In 1972 Mauricio Rosencof, a Uruguayan union organizer, writer and political activist, was captured by the military authorities and jailed for 13 years, 11 of them in a three-foot-by-six-foot cell.
Tortured, isolated and deprived of writing materials, Rosencof wrote in his head, beginning with the letters that never came. Years earlier, the postman’s visits to his family’s house in Montevideo had brought news from the relatives still in Poland. After 1936 no more letters came. From his own living death Rosencof writes these letters, creating the numbing and increasingly horrifying news from Treblinka.
Rosencof — Moishe — had also been isolated in his own family. After the death of his teen-aged older brother, Rosencof’s mother seldom spoke or smiled; the dinner table was a place of silence.

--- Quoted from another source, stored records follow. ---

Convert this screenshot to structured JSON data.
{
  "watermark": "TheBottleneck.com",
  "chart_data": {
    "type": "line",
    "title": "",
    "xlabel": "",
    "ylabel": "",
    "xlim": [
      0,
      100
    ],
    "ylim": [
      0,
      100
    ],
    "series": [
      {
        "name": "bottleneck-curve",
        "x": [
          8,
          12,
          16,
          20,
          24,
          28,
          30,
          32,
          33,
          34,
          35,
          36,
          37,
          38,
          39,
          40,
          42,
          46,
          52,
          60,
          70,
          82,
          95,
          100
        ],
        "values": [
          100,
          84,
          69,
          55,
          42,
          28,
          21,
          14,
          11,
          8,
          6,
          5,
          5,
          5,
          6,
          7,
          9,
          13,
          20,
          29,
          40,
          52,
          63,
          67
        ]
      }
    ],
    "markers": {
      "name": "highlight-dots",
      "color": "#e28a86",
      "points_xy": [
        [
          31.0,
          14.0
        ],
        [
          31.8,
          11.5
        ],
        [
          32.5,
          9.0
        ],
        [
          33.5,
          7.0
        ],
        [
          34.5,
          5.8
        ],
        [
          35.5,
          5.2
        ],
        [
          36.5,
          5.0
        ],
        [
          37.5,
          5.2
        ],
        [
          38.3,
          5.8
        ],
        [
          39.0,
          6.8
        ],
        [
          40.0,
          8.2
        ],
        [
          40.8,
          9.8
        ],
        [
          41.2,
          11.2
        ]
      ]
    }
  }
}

In prison Rosencof breaks open that silence, writing to his father — Papa, Viejo—-to fill in all that was unsaid between them and to forge the links and the love that connect the Poland of his grandparents — people who existed only as photographs — to him and his daughter and granddaughter, “because wherever we are, we’re together.”
Written in 2000 and only now translated into English, The Letters That Never Came is described as an “autobiographical novel,” but it is a book that does not fit easily into a category. An eloquent meditation on suffering and survival, on the “screams that don’t die,” it is a searing indictment of any human being anywhere who lifts a hand to brutalize another. Gloss., photo.
Maron L. Waxman, retired editorial director, special projects, at the American Museum of Natural History, was also an editorial director at HarperCollins and Book-of-the-Month Club.